* **Task item**: Collect all lines below with the string "JSON".

* **Records provided**:
■ ■ ■ ■ ■ ■ ■

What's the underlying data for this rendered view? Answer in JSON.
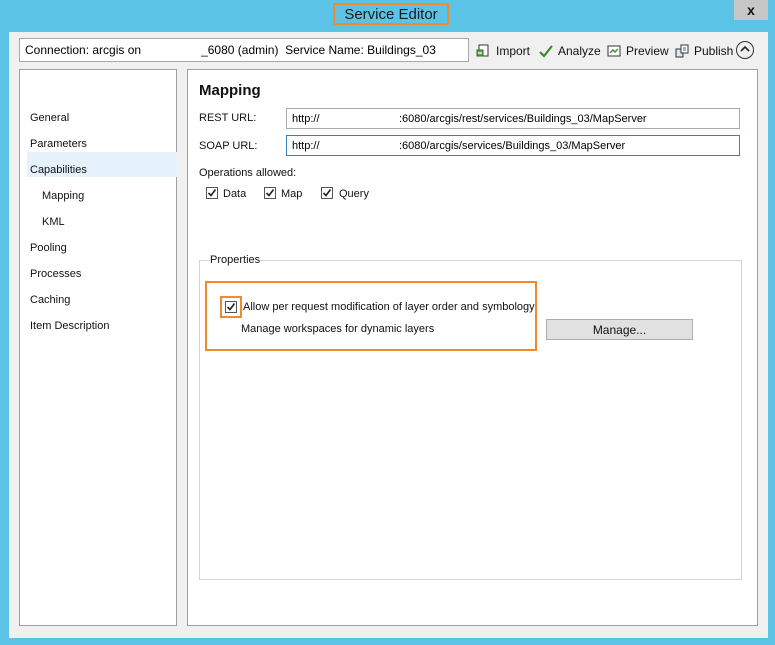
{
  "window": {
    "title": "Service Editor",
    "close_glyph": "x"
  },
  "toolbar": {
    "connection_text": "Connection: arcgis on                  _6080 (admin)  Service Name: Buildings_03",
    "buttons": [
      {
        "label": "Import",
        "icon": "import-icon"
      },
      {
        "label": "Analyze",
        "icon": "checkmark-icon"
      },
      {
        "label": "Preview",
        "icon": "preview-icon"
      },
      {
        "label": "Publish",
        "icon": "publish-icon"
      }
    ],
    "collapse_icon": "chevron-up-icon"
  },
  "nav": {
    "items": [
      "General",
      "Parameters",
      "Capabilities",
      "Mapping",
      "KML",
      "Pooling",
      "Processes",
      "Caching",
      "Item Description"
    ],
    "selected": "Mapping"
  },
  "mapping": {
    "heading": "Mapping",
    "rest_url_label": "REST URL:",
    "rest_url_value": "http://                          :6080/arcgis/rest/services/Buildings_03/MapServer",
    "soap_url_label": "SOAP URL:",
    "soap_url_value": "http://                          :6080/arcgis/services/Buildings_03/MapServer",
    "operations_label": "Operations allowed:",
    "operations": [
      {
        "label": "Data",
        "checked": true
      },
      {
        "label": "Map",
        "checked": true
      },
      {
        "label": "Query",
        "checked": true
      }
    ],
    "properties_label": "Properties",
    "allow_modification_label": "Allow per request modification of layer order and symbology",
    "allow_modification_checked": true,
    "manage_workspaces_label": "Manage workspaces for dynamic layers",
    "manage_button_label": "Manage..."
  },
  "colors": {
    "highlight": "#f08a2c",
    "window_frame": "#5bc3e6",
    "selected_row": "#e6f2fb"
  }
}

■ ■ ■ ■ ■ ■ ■

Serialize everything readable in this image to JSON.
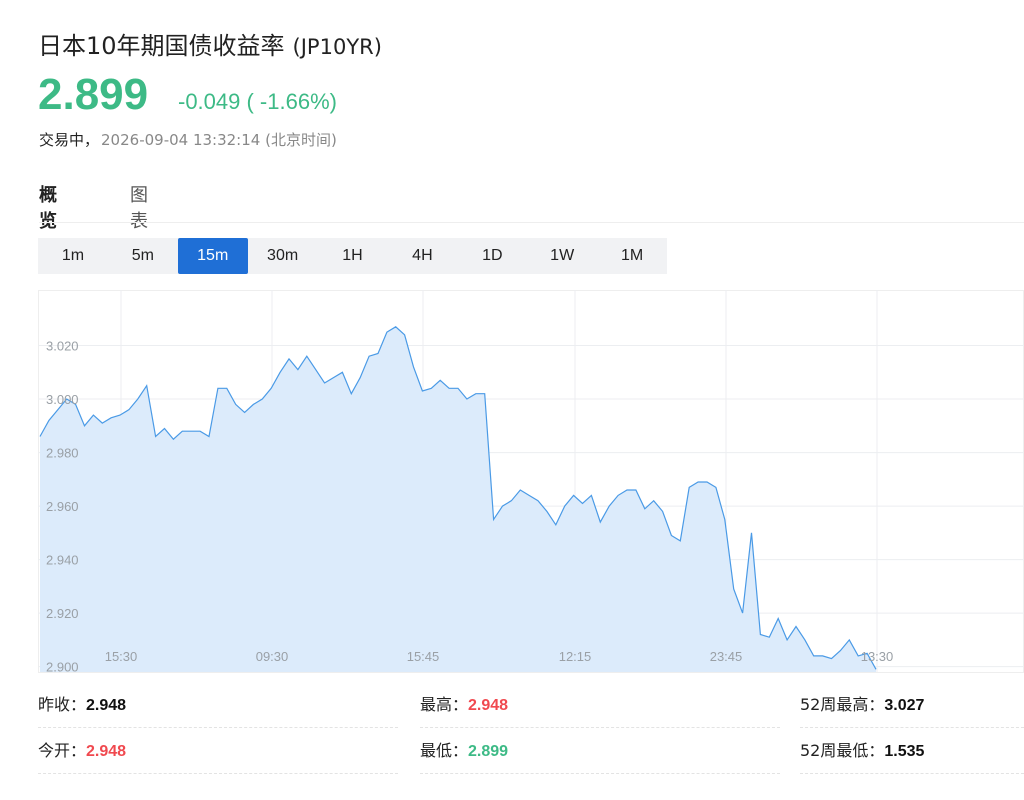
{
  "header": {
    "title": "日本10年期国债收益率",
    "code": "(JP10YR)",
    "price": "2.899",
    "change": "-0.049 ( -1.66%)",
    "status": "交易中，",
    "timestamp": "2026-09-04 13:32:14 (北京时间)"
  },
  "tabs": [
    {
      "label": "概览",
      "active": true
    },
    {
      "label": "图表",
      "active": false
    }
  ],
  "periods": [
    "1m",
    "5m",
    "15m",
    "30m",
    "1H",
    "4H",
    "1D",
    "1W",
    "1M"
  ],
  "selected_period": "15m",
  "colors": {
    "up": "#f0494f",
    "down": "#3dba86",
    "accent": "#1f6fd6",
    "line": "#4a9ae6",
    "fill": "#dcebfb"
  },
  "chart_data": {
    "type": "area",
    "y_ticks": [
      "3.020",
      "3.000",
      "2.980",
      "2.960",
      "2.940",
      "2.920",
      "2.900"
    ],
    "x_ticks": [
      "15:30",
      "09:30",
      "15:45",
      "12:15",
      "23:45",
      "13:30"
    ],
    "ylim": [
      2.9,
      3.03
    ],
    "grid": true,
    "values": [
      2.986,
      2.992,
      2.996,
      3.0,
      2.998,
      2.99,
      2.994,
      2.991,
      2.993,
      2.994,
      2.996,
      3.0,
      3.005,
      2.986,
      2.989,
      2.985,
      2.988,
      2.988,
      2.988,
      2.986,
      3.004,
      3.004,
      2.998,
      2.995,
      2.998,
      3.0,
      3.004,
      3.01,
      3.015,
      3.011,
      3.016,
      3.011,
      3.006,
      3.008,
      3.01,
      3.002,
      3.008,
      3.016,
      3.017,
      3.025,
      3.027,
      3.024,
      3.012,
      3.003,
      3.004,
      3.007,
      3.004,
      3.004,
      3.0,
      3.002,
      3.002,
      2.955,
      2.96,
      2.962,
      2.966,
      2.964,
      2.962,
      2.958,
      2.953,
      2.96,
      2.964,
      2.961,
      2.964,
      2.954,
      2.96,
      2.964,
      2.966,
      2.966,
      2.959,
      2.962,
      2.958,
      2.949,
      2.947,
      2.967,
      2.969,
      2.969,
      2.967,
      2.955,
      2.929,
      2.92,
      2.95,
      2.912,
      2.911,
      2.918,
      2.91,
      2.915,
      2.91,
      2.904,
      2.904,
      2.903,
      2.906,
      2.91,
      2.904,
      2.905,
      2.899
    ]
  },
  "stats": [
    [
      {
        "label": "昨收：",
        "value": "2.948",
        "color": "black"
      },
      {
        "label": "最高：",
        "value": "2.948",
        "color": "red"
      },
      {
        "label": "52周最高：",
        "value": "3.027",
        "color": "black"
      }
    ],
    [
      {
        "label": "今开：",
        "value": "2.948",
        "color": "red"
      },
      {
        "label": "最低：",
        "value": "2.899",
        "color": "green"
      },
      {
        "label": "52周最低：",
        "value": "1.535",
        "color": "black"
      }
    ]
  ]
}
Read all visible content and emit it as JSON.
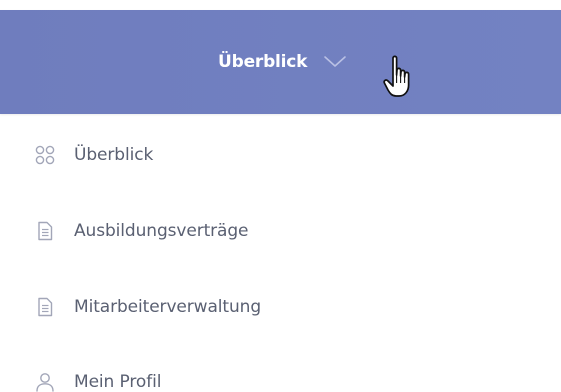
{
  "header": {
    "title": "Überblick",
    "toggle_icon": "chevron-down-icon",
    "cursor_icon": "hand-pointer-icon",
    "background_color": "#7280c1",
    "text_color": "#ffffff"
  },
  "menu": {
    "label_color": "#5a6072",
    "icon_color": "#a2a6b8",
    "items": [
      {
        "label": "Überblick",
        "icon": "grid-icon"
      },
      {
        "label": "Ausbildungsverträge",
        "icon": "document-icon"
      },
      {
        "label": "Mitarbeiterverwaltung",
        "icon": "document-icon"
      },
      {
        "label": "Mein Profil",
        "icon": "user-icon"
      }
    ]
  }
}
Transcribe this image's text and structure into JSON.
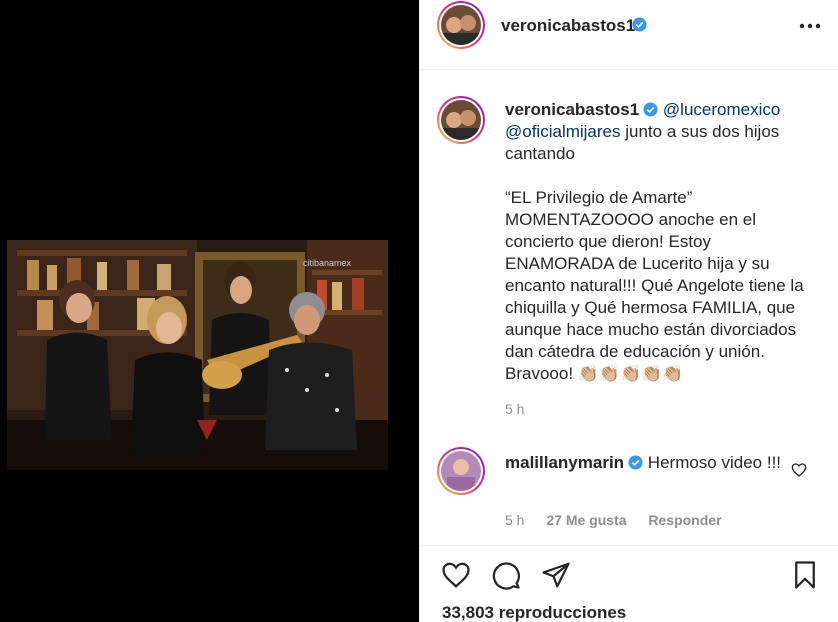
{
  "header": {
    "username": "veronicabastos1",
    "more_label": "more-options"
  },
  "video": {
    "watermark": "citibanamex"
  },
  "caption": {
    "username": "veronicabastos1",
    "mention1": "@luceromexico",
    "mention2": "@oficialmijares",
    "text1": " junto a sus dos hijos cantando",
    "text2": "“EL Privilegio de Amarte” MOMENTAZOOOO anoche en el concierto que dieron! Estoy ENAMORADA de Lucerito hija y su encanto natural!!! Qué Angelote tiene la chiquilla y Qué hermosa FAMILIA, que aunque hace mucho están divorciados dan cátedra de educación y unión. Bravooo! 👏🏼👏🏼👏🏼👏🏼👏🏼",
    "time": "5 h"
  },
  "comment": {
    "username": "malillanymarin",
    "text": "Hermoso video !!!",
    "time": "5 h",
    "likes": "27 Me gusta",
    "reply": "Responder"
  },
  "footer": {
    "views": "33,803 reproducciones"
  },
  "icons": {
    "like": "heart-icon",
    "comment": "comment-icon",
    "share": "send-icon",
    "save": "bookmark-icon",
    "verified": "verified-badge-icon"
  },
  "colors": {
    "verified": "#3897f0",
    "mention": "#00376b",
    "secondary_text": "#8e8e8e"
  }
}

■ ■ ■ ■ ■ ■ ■

* **Response to this task**:
What's the underlying data for this rendered view? Answer in JSON.
Serialize everything readable in this image to JSON.
Read all visible content and emit it as JSON.
Transcribe this image's text and structure into JSON.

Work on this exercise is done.